As Indian groups started to settle in the Mississippi floodplain, their cultures and political systems began to intertwine, creating a complex sociopolitical structure (Page, 70). The largest polity to arise out of this area, known as the American Bottom, was Cahokia. At its height, it resembled a city, extending over five square miles, mounds and structures that towered over smaller dwellings, and a population, that some believe to have been the largest, north of Mexico, for its time (Page, 70). Estimates predict several thousand lived at the site of Cahokia, many of them elites, whose particular talents or skills, earned them the privileged title (Pauketat). Beyond its boundaries were smaller groups and communities, whose specialized trades fueled this prestige-goods economy. Their numbers totaled as high as fifteen times that of the city, and extended up and down the floodplain, spanning roughly sixty-four miles (Page, 71).

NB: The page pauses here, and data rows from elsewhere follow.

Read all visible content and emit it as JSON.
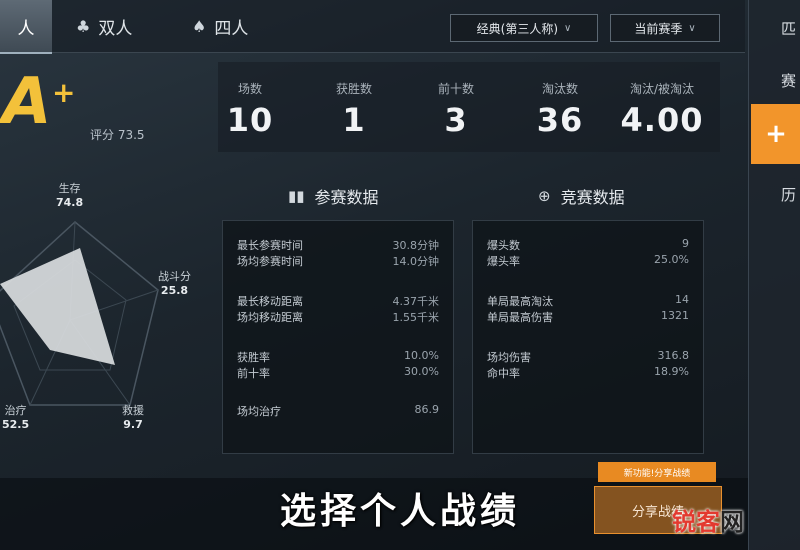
{
  "tabs": [
    {
      "label": "人",
      "icon": "person-icon"
    },
    {
      "label": "双人",
      "icon": "duo-icon"
    },
    {
      "label": "四人",
      "icon": "squad-icon"
    }
  ],
  "filters": {
    "mode": "经典(第三人称)",
    "season": "当前赛季"
  },
  "sidebar": {
    "item1": "匹",
    "item2": "赛",
    "item3": "历",
    "add_label": "+"
  },
  "grade": {
    "letter": "A",
    "plus": "+",
    "score_label": "评分 73.5"
  },
  "stats": [
    {
      "label": "场数",
      "value": "10"
    },
    {
      "label": "获胜数",
      "value": "1"
    },
    {
      "label": "前十数",
      "value": "3"
    },
    {
      "label": "淘汰数",
      "value": "36"
    },
    {
      "label": "淘汰/被淘汰",
      "value": "4.00"
    }
  ],
  "radar": {
    "labels": [
      {
        "name": "生存",
        "value": "74.8"
      },
      {
        "name": "战斗分",
        "value": "25.8"
      },
      {
        "name": "救援",
        "value": "9.7"
      },
      {
        "name": "治疗",
        "value": "52.5"
      }
    ]
  },
  "sections": {
    "participation": "参赛数据",
    "combat": "竞赛数据"
  },
  "participation_rows": [
    {
      "k": "最长参赛时间",
      "v": "30.8分钟"
    },
    {
      "k": "场均参赛时间",
      "v": "14.0分钟"
    },
    {
      "k": "最长移动距离",
      "v": "4.37千米"
    },
    {
      "k": "场均移动距离",
      "v": "1.55千米"
    },
    {
      "k": "获胜率",
      "v": "10.0%"
    },
    {
      "k": "前十率",
      "v": "30.0%"
    },
    {
      "k": "场均治疗",
      "v": "86.9"
    }
  ],
  "combat_rows": [
    {
      "k": "爆头数",
      "v": "9"
    },
    {
      "k": "爆头率",
      "v": "25.0%"
    },
    {
      "k": "单局最高淘汰",
      "v": "14"
    },
    {
      "k": "单局最高伤害",
      "v": "1321"
    },
    {
      "k": "场均伤害",
      "v": "316.8"
    },
    {
      "k": "命中率",
      "v": "18.9%"
    }
  ],
  "bottom": {
    "subtitle": "选择个人战绩",
    "tip": "新功能!分享战绩",
    "share_label": "分享战绩"
  },
  "watermark": {
    "part1": "锐客",
    "part2": "网"
  },
  "colors": {
    "accent": "#f2952b",
    "grade": "#f3c13a",
    "watermark": "#e3392f"
  }
}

Today, the make up of a city remains incredibly similar to what was found at the site of Cahokia and the span of the American Bottom. The land area that a city covers varies tremendously, the building typically soar over family homes, and city populations and permanence remains as fluid as before. The village I live in resembles Cahokia, and the surrounding areas, in many ways.
Just as Cahokia was the center of the floodplain area, and the place that housed the political and religious elite, Syracuse is our comparable city, where major governmental and economic decisions are made. As one moves away from the city, the homes become more scattered, the communities are smaller, and the populations are less dense. Similar to the smaller communities of the floodplain, we, in the village of Carthage, often rely on the city's goods and major companies, but local farmers serve us in the most vital ways, supporting daily needs of produce and animal goods.
Similarly to our local farmers, Cahokia was...